Sunday, June 20, 2021

 


I am playing a bit of catching up... My instructor posted:

Psalm 36:5-6 MSG "God's love is meteoric, his loyalty astronomic, His purpose titanic, his verdicts oceanic. Yet in his largeness nothing gets lost; Not a man, not a mouse, slips through the cracks."

Psalm 36:5-6 MSG, tecartabible.com

How has God's love been manifested in your life?

This theme goes with the previous week’s theme – “count your blessings.” Psalm 103:2 “Bless the Lord, O my soul, and forget not all His benefits.”

I am blessed with nearly 40 years of marriage, 6 wonderful children, one of which has passed, but we were given 22 years after the doctors told us we would only have six months. We have a roof over our heads, gainfully employed and my wife and I are both pursuing terminal degrees in our chosen studies.

I could go on and on, and even attempt to list 100 blessings from just today, as I mentioned in the previous Scripture of the Week posting, but I think you get the point. God has given me so much, I cannot begin to give back to Him as much as He has given to me – but I will bless the Lord always, His praise shall continually be in my mouth (Psalm 34:1).

In Christ, 

Scott<<<

Sunday, June 06, 2021

Scripture of the Week: You are wonderfully made - Psalms 139:13 – 16


In my current course our instructor shares something from Scripture each week, here is her posting for this week (and my response).

Scripture for the week to remind you that every each one of you is special.

Psalms 139:13 – 16: You made all the delicate, inner parts of my body and knitted me together in my mother’s womb. Thank you for making me so wonderfully complex! Your workmanship is marvelous – how well I know it. You watched me as I was being formed in utter seclusion, as I was woven together in the dark of the womb. You saw me before I was born. Every day of my life was recorded in your book. Every moment was laid out before a single day had passed.

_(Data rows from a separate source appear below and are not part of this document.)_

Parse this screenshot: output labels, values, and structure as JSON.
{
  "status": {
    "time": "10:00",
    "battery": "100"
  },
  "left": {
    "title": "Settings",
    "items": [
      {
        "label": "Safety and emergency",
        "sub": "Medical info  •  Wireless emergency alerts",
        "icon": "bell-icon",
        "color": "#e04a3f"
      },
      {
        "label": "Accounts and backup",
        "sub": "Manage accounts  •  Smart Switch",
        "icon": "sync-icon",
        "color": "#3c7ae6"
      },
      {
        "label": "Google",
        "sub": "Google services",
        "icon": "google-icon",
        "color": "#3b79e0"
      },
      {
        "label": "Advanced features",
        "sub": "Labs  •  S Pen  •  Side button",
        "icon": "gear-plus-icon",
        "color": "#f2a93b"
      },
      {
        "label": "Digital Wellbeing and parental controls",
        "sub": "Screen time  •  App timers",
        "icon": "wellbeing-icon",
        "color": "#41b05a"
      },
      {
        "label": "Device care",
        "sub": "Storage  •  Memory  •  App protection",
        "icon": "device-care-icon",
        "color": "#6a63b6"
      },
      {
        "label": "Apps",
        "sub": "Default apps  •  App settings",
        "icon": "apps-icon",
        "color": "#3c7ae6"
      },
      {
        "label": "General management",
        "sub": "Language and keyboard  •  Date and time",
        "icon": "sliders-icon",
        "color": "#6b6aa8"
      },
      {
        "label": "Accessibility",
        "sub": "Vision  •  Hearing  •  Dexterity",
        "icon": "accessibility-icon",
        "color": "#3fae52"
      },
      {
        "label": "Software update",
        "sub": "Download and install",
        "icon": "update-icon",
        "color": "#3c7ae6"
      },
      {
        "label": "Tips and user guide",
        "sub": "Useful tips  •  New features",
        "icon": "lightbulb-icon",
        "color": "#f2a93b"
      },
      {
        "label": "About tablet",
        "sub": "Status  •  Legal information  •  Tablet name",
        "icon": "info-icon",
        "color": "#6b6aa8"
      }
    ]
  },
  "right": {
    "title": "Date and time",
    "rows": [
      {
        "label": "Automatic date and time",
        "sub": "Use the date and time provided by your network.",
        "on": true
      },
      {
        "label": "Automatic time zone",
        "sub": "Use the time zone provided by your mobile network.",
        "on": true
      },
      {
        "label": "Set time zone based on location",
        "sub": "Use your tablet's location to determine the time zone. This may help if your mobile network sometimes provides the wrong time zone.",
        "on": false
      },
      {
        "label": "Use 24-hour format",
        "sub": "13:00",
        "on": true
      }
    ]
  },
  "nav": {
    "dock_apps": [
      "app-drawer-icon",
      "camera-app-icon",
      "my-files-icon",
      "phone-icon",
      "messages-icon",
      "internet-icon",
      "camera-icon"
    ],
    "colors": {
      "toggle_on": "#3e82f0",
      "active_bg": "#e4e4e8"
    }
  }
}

You are wonderfully made and are God's creation. Remember God loves you, and all your days are recorded in his book. (1) In what ways are you wonderfully made? (2) Do you count your blessings, and (3) can you name them one by one?

Source: https://www.mindonjesus.com/bible-verses-to-start-the-week/#:~:text=Below%20are%20Bible%20verses%20to%20start%20the%20week.,and%20don%E2%80%99t%20take%20your%20Holy%20Spirit%20from%20me.

 Being reminded of how much God loves us is always welcome!

Counting our blessings is something we inherit from our Jewish brethren. It comes from the Talmud (Menachot 43b) and according to Jewish tradition you are to count, actually recite at least 100 blessings per day. This sounds a bit daunting at first, but they can add up quickly if one is observant. 

  1. Thank the Lord for the new day, 
  2. for the breakfast on your table, 
  3. for the water you clean and groom with, 
  4. for the clothes you have to wear, 
  5. for the house you live in, 
  6. for your health (or recovery if you are sick), 
  7. for the air we breathe 

We have seven right there, and we have not even left the breakfast table yet! 

There is also the Shema, a blessing every Jewish male is to recite twice every day, morning and night. The Shema begins, “Hear, O Israel: G-d is our Lord, G-d is one” (Kriegel, 2021). The full Shema is three paragraphs from the Torah (the first 5 books of our Old Testament), from Deuteronomy 6:4-9; Deuteronomy 11:13-21; and Numbers 15:37-41 (Rich, 2020).

So, to answer the questions:   

  1. I am wonderfully made in the image of my Lord and God (Genesis 1:27), how much more wonderful can that be?! I am reminded here of the fact that we are creations in His image, and the complexities of our very being, as well as the world in which we live, are testimonies to “order-creation science” (McKelvey, 2001).
  2. Do I count my blessings? To be honest, not nearly as often as I should!
  3. Can I name them one by one? Along with my answer to #2, while I have tried this a few times (to count at least 100 blessings per day), this is a lesson I am still learning from our Jewish roots.

References

Kriegel, L. (2021). THE SHEMA: A MONTHLY JOURNAL OF RELIGION AND PUBLIC LIFE. First Things, , 1-4. https://lopes.idm.oclc.org/login?url=https://www-proquest-com.lopes.idm.oclc.org/scholarly-journals/shema/docview/2492712967/se-2?accountid=7374

McKelvey, B. (2001). What is complexity science? Is it really order-creation science? Emergence. 3(1). 137-157. https://citeseerx.ist.psu.edu/viewdoc/download?doi=10.1.1.330.5792&rep=rep1&type=pdf

Menachot 43b: The William Davidson Talmud. https://www.sefaria.org/Menachot.43b.17-18?lang=bi

Rich, T. (2020). Shema. Judaism 101. https://www.jewfaq.org/shemaref.htm